Repeat each record exactly. Any picture gets left out.
----------
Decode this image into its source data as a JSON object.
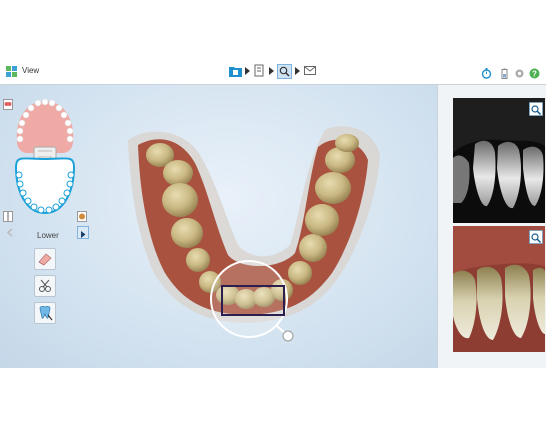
{
  "toolbar": {
    "view_label": "View",
    "workflow_steps": [
      "folder-step-icon",
      "document-step-icon",
      "magnifier-step-icon",
      "envelope-step-icon"
    ],
    "right_icons": [
      "stopwatch-icon",
      "battery-icon",
      "gear-icon",
      "help-icon"
    ]
  },
  "left_panel": {
    "jaw_label": "Lower",
    "tools": [
      "eraser-tool-icon",
      "trim-tool-icon",
      "tooth-tool-icon"
    ]
  },
  "colors": {
    "accent": "#1f8fd0",
    "help_green": "#4caf50",
    "upper_arch": "#f0aaa5",
    "lower_arch_outline": "#1aa0d8"
  }
}
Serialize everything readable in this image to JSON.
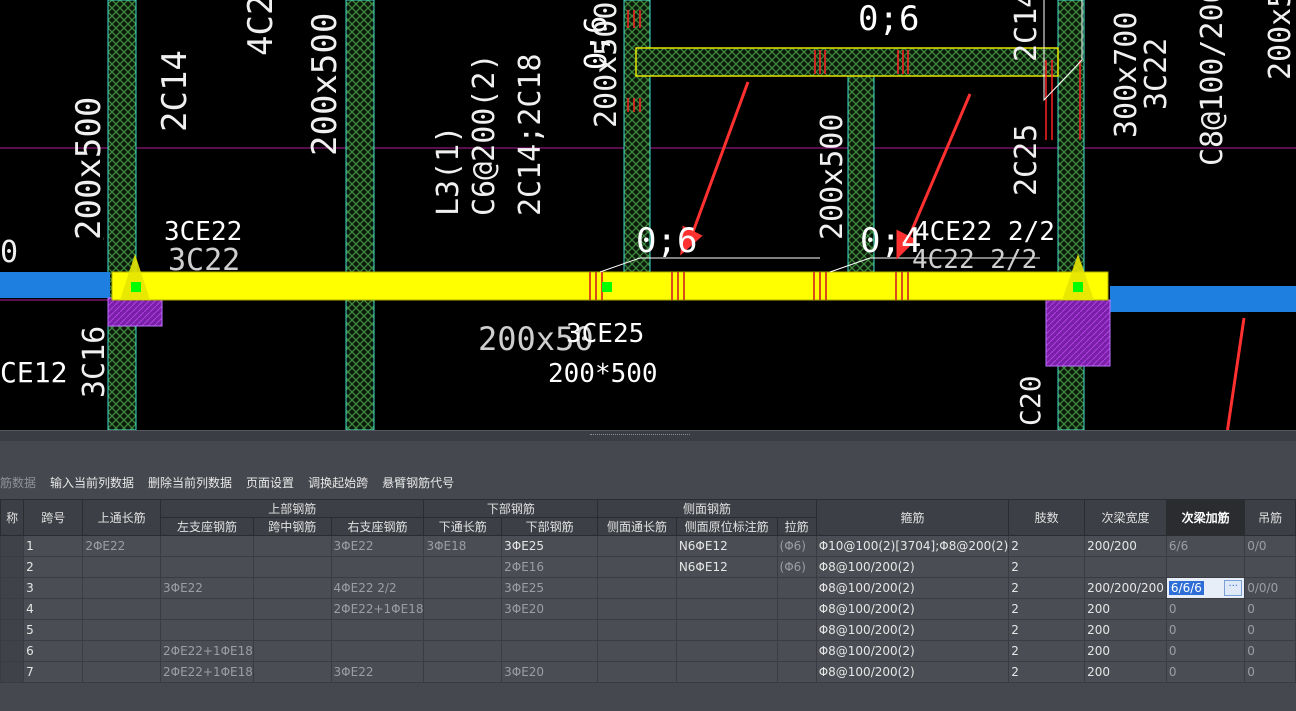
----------
- RESULT FOR THIS TASK -
Decode this image into its source data as a JSON object.
{
  "toolbar": {
    "view_label": "View",
    "workflow_steps": [
      "folder-step-icon",
      "document-step-icon",
      "magnifier-step-icon",
      "envelope-step-icon"
    ],
    "right_icons": [
      "stopwatch-icon",
      "battery-icon",
      "gear-icon",
      "help-icon"
    ]
  },
  "left_panel": {
    "jaw_label": "Lower",
    "tools": [
      "eraser-tool-icon",
      "trim-tool-icon",
      "tooth-tool-icon"
    ]
  },
  "colors": {
    "accent": "#1f8fd0",
    "help_green": "#4caf50",
    "upper_arch": "#f0aaa5",
    "lower_arch_outline": "#1aa0d8"
  }
}
Serialize everything readable in this image to JSON.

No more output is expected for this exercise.